Harry Reid told the Detroit Free Press that he expects comprehensive immigration reform to be passed relatively early in the next Congress:
Q. With more Democrats in the Senate and the House and a Democrat in the White House, how do you see congressional efforts playing out on such issues as health care and immigration?
A: On immigration, there's been an agreement between (President-elect Barack) Obama and (Arizona Republican Sen. John) McCain to move forward on that. ... We'll do that. We have to get this economy stuff figured out first, so I think we'll have a shot at doing something on health care in the next Congress for sure.
Q: Will there be as much of a fight on immigration as last time?
A: We've got McCain and we've got a few others. I don't expect much of a fight at all. Now health care is going to be difficult. That's a very complicated issue. We debated at great length immigration. People understand the issues very well. We have not debated health care, so that's going to take a lot more time to do.

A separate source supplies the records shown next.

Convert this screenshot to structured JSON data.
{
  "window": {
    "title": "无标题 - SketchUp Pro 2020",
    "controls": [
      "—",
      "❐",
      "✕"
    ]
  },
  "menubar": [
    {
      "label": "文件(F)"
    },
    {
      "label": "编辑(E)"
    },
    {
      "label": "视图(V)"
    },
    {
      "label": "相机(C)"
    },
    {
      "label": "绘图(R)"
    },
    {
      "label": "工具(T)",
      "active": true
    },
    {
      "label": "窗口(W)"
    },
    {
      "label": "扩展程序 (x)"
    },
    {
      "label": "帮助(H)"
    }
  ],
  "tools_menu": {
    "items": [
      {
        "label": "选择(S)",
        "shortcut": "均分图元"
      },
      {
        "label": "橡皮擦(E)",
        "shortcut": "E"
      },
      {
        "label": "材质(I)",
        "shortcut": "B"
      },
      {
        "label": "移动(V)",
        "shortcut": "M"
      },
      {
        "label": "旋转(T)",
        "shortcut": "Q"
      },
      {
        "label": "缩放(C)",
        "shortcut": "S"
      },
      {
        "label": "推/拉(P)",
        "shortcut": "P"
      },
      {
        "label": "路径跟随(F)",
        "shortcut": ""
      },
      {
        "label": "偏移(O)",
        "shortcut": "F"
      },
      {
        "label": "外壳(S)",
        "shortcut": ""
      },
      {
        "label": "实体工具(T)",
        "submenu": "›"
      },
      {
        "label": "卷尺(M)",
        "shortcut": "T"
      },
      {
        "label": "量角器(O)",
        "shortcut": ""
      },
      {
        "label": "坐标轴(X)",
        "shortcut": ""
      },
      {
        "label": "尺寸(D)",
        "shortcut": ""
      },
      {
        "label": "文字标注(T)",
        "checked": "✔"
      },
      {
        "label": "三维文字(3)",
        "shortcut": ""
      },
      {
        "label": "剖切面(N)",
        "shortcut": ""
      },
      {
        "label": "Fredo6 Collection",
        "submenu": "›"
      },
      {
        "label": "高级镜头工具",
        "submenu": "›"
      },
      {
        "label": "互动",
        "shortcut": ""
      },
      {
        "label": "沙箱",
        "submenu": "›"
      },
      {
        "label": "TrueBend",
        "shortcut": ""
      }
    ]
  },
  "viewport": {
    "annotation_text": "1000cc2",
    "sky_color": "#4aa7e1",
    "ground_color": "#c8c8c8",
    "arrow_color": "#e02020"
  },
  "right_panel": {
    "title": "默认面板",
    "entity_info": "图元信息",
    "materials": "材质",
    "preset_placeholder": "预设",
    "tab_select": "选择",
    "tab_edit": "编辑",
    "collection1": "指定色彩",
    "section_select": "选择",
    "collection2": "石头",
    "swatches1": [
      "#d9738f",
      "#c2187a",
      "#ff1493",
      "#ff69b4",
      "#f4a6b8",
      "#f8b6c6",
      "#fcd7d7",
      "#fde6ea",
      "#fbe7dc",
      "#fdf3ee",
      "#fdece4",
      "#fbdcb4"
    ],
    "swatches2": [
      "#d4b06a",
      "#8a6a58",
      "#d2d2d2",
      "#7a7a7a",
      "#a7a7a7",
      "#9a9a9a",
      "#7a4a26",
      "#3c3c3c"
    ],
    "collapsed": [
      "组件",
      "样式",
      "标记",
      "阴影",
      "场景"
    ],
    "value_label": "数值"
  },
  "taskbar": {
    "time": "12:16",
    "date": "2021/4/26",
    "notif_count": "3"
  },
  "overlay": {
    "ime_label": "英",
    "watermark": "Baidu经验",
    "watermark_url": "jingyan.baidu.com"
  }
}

One senator who wields significant influence on the debate is Robert Menendez, and he seems to be pushing ahead on the issue as well. Menendez is no extremist among Senate Democrats, either; he's just been named head of the Democratic Senate Campaign Committee. Expect Menendez to lead a push--apparently with Reid's blessing--to get comprehensive reform passed in the first half of 2009. Proponents will argue that while the measure may be unpopular, it's better to swallow a bitter pill far in advance of the midterms. And if it seems that they lack the votes to pass it in the next few months, they'll bargain for a commitment for passage later in 2009.